Task prompt — In the listing below, pick out lines with "title".

Data records —
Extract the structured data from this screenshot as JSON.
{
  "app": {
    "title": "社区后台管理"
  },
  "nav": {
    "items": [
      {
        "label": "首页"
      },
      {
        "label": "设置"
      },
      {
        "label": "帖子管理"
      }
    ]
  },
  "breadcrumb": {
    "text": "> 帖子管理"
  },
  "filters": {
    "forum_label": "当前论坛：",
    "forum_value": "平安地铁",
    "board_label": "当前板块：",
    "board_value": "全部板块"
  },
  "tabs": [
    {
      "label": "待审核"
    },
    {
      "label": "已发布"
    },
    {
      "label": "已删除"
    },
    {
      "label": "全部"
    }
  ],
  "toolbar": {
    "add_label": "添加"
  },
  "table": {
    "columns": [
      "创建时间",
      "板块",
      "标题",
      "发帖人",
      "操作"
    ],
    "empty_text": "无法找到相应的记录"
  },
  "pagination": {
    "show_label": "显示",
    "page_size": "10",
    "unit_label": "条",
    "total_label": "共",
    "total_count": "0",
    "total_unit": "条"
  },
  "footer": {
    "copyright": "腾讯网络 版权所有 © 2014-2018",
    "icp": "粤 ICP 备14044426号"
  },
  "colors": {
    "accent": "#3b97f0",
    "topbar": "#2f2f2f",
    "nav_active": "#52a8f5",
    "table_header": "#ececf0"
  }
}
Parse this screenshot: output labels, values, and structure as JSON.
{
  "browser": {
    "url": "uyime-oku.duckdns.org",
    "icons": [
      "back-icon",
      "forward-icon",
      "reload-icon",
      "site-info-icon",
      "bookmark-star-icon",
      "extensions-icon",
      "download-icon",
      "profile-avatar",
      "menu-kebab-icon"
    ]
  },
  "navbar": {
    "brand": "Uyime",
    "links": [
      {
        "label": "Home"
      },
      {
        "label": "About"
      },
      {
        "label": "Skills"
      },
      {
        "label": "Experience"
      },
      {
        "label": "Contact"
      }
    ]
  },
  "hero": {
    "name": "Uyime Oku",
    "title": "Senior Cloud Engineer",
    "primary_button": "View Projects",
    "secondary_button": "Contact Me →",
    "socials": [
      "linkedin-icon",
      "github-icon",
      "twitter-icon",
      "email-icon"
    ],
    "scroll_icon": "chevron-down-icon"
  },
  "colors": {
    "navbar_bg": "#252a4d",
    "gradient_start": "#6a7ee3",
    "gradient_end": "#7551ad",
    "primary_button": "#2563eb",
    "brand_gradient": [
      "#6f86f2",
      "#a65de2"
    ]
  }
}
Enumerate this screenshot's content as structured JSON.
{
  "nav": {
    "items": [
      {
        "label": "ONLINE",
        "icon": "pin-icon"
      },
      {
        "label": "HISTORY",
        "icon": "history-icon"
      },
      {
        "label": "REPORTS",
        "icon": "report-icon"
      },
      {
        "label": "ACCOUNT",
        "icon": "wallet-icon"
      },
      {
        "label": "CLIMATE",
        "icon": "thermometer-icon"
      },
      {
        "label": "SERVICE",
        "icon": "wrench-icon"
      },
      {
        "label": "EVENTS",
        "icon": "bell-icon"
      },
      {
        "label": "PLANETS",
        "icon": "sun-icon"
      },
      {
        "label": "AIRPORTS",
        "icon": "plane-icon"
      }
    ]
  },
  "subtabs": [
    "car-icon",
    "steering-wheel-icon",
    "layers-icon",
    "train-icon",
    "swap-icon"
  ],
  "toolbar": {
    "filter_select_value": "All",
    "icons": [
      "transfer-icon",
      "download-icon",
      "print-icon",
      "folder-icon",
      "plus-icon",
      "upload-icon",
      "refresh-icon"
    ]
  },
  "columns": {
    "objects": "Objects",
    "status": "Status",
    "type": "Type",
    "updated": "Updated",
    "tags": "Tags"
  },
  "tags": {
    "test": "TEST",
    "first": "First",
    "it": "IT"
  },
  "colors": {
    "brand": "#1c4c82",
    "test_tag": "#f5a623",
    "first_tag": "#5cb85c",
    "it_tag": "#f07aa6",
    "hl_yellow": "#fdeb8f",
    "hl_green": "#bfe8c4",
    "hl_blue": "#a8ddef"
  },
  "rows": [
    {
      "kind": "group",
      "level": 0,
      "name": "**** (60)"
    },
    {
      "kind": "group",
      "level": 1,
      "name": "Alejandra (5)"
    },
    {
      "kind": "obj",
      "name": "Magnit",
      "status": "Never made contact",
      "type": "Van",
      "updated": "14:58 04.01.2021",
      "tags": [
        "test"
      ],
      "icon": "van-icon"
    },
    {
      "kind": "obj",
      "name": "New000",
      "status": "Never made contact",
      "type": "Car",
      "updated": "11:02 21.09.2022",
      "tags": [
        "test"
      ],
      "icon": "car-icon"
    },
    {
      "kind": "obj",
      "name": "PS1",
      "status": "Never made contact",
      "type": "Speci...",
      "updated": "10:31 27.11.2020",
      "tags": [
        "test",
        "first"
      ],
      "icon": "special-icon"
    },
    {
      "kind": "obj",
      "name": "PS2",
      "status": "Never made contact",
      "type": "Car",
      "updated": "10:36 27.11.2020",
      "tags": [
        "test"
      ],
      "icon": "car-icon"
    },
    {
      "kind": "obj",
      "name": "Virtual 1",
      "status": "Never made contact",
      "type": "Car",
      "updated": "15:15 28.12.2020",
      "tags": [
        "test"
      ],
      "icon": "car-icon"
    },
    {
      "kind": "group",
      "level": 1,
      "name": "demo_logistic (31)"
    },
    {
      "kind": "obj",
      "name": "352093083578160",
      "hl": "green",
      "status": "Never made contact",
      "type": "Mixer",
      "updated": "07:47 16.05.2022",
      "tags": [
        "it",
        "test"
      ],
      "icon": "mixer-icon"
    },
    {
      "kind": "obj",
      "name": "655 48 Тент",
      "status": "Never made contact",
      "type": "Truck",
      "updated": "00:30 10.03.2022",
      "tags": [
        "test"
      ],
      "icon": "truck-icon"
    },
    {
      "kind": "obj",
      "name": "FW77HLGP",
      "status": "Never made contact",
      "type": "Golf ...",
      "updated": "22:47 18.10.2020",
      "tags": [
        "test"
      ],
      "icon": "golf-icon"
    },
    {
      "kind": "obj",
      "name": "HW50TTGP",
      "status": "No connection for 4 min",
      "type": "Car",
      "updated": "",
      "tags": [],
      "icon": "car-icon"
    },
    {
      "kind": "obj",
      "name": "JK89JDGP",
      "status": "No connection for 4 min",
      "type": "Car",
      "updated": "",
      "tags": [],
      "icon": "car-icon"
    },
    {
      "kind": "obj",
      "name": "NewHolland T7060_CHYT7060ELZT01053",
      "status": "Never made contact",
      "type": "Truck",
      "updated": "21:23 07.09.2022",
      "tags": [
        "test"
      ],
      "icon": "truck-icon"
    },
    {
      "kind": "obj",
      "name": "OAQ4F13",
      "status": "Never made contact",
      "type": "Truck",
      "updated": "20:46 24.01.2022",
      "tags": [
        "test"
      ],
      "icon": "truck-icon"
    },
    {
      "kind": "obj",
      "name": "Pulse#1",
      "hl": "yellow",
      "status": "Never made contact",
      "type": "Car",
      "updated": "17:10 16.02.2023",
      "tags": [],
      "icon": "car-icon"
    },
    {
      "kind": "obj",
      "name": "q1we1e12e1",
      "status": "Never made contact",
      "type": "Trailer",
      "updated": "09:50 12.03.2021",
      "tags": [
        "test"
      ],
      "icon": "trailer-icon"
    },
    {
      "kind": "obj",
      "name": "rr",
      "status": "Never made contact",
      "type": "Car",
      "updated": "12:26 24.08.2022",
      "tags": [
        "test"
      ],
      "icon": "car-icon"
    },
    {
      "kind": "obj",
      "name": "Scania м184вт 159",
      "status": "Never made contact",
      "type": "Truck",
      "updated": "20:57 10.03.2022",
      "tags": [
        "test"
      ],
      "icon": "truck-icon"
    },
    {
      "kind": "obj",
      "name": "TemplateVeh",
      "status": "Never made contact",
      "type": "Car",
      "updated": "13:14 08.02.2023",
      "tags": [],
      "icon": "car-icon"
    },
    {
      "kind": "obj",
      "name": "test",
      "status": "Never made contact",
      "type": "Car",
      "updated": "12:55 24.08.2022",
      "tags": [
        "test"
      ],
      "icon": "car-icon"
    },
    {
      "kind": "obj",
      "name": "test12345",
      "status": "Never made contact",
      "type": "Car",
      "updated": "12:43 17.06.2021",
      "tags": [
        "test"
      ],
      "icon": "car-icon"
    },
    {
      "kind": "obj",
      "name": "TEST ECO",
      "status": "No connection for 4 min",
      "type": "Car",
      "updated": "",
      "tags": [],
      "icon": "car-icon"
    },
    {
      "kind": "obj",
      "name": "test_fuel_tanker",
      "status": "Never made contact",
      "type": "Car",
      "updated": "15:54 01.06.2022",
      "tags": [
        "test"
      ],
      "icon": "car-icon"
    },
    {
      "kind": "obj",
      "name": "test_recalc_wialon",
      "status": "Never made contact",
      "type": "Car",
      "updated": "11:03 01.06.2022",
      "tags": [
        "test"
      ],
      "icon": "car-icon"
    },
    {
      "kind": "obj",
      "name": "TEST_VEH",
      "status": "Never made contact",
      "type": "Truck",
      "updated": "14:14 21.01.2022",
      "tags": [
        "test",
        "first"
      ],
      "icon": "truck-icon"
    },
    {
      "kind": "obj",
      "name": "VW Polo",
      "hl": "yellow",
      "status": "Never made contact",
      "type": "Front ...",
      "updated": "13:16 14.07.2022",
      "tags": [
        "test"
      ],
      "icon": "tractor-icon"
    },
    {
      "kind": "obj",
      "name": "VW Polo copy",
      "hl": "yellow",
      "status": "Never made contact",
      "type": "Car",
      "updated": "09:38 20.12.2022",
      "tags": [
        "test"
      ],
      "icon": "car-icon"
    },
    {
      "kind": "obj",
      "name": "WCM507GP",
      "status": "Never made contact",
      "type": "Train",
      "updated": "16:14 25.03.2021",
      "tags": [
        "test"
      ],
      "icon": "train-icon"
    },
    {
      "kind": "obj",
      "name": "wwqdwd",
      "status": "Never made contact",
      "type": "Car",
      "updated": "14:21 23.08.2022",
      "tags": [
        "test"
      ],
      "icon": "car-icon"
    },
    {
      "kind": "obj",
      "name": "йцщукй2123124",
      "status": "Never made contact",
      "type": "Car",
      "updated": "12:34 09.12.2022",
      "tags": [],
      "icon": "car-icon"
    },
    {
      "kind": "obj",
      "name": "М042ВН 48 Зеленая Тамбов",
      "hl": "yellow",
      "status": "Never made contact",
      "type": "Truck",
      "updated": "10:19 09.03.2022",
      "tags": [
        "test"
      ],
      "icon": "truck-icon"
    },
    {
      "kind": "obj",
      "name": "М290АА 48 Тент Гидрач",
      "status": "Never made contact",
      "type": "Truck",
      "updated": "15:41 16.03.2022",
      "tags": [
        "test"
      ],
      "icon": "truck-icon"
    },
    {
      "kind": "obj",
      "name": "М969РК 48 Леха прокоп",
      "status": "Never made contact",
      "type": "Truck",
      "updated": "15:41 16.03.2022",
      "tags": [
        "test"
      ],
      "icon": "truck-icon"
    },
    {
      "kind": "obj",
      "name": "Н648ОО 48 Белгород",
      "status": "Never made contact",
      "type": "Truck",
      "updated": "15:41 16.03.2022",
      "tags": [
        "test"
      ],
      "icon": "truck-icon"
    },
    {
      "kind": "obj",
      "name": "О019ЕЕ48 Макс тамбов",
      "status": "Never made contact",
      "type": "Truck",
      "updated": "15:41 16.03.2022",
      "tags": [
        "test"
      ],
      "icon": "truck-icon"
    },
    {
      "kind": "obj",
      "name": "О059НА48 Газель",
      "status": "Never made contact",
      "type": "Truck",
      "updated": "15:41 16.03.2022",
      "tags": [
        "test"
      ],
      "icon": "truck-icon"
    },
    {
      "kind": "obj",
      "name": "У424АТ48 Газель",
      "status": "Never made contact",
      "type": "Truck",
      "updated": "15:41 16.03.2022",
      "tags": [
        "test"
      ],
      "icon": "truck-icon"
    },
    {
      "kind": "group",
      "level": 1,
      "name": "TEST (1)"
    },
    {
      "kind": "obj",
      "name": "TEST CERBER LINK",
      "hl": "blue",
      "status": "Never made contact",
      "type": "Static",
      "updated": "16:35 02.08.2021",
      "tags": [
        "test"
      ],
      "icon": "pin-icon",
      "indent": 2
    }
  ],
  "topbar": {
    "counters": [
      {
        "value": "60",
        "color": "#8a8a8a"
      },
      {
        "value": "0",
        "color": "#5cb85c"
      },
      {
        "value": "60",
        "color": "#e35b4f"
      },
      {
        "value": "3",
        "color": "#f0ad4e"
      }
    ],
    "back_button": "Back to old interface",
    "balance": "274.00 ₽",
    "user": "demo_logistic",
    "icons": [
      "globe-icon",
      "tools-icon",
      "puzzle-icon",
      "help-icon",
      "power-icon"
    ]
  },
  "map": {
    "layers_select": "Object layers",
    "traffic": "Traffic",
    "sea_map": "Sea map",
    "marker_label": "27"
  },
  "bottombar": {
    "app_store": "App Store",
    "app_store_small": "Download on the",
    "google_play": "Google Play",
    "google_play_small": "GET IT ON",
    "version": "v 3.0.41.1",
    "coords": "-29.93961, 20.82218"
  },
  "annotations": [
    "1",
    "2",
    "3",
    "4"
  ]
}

Exercise output —
    "title": "社区后台管理"
    "title": "Senior Cloud Engineer",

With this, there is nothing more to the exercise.